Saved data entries

+++++

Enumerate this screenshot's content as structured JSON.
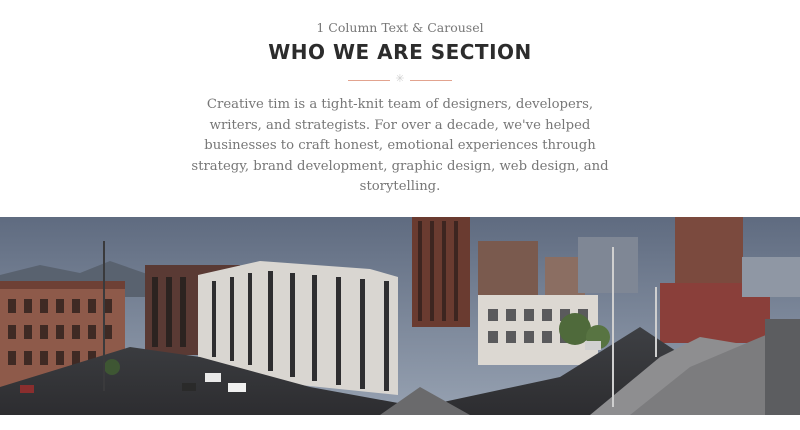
{
  "section": {
    "eyebrow": "1 Column Text & Carousel",
    "title": "WHO WE ARE SECTION",
    "divider_icon": "star-icon",
    "description": "Creative tim is a tight-knit team of designers, developers, writers, and strategists. For over a decade, we've helped businesses to craft honest, emotional experiences through strategy, brand development, graphic design, web design, and storytelling."
  },
  "carousel": {
    "image": "panoramic-city-photo",
    "colors": {
      "sky": "#6f7d93",
      "street": "#4a4a4c",
      "accent": "#e2a38f"
    }
  }
}
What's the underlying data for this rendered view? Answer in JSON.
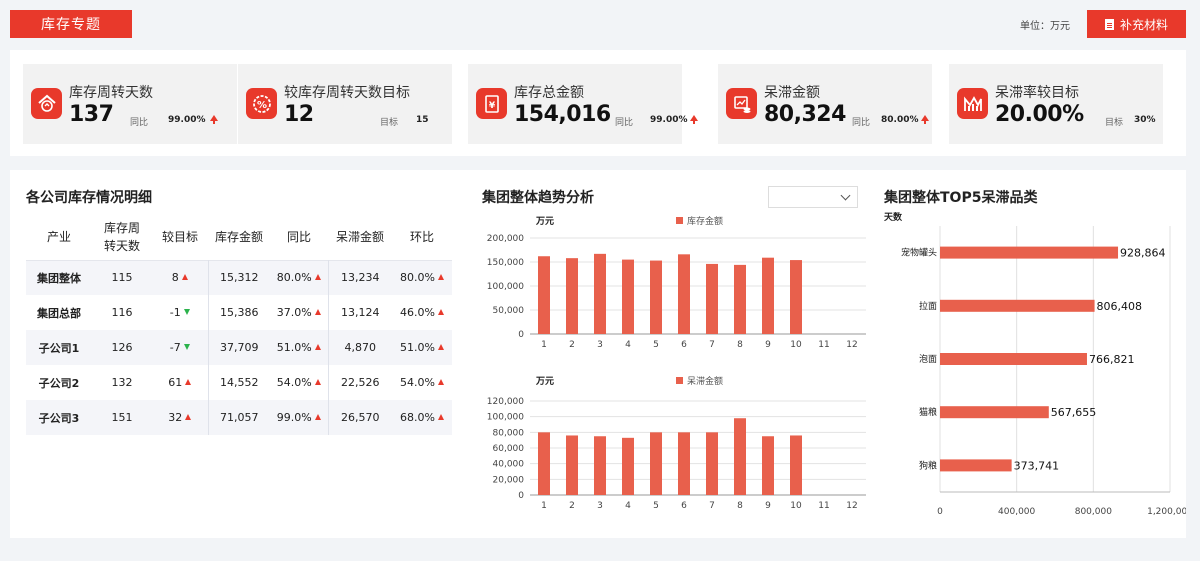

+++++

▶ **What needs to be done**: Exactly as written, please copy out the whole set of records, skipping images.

▶ **Expected answer**:
Enumerate this screenshot's content as structured JSON.
{
  "section": {
    "eyebrow": "1 Column Text & Carousel",
    "title": "WHO WE ARE SECTION",
    "divider_icon": "star-icon",
    "description": "Creative tim is a tight-knit team of designers, developers, writers, and strategists. For over a decade, we've helped businesses to craft honest, emotional experiences through strategy, brand development, graphic design, web design, and storytelling."
  },
  "carousel": {
    "image": "panoramic-city-photo",
    "colors": {
      "sky": "#6f7d93",
      "street": "#4a4a4c",
      "accent": "#e2a38f"
    }
  }
}
What's the underlying data for this rendered view? Answer in JSON.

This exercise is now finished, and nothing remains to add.